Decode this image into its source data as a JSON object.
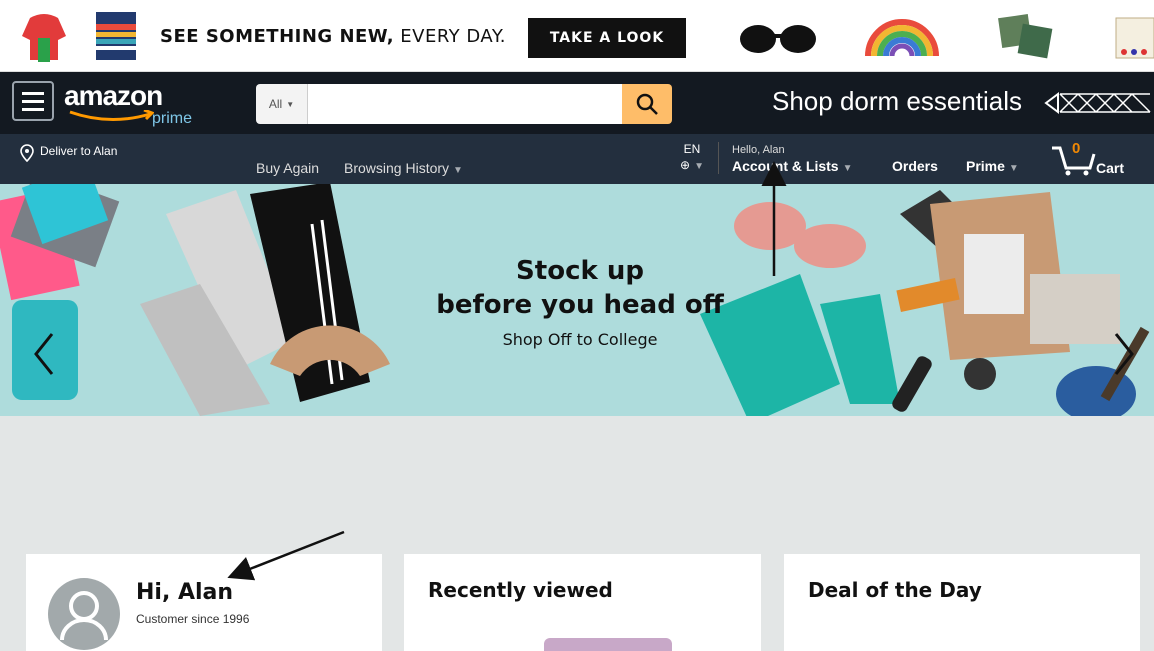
{
  "promo": {
    "text_bold": "SEE SOMETHING NEW,",
    "text_rest": " EVERY DAY.",
    "button": "TAKE A LOOK"
  },
  "header": {
    "logo_text": "amazon",
    "logo_sub": "prime",
    "search_category": "All",
    "search_value": "",
    "promo_link": "Shop dorm essentials"
  },
  "nav": {
    "deliver": "Deliver to Alan",
    "links": [
      "Buy Again",
      "Browsing History"
    ],
    "language": "EN",
    "hello": "Hello, Alan",
    "account": "Account & Lists",
    "orders": "Orders",
    "prime": "Prime",
    "cart_count": "0",
    "cart": "Cart"
  },
  "hero": {
    "title_line1": "Stock up",
    "title_line2": "before you head off",
    "subtitle": "Shop Off to College"
  },
  "cards": {
    "greeting": "Hi, Alan",
    "customer_since": "Customer since 1996",
    "recently_viewed": "Recently viewed",
    "deal_of_day": "Deal of the Day"
  },
  "colors": {
    "nav_top": "#131921",
    "nav_bottom": "#232f3e",
    "search_button": "#febd69",
    "hero_bg": "#aedcdc",
    "cart_count": "#f08804"
  }
}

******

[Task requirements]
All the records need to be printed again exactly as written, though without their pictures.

[Solution to this exercise]
Decode this image into its source data as a JSON object.
{
  "promo": {
    "text_bold": "SEE SOMETHING NEW,",
    "text_rest": " EVERY DAY.",
    "button": "TAKE A LOOK"
  },
  "header": {
    "logo_text": "amazon",
    "logo_sub": "prime",
    "search_category": "All",
    "search_value": "",
    "promo_link": "Shop dorm essentials"
  },
  "nav": {
    "deliver": "Deliver to Alan",
    "links": [
      "Buy Again",
      "Browsing History"
    ],
    "language": "EN",
    "hello": "Hello, Alan",
    "account": "Account & Lists",
    "orders": "Orders",
    "prime": "Prime",
    "cart_count": "0",
    "cart": "Cart"
  },
  "hero": {
    "title_line1": "Stock up",
    "title_line2": "before you head off",
    "subtitle": "Shop Off to College"
  },
  "cards": {
    "greeting": "Hi, Alan",
    "customer_since": "Customer since 1996",
    "recently_viewed": "Recently viewed",
    "deal_of_day": "Deal of the Day"
  },
  "colors": {
    "nav_top": "#131921",
    "nav_bottom": "#232f3e",
    "search_button": "#febd69",
    "hero_bg": "#aedcdc",
    "cart_count": "#f08804"
  }
}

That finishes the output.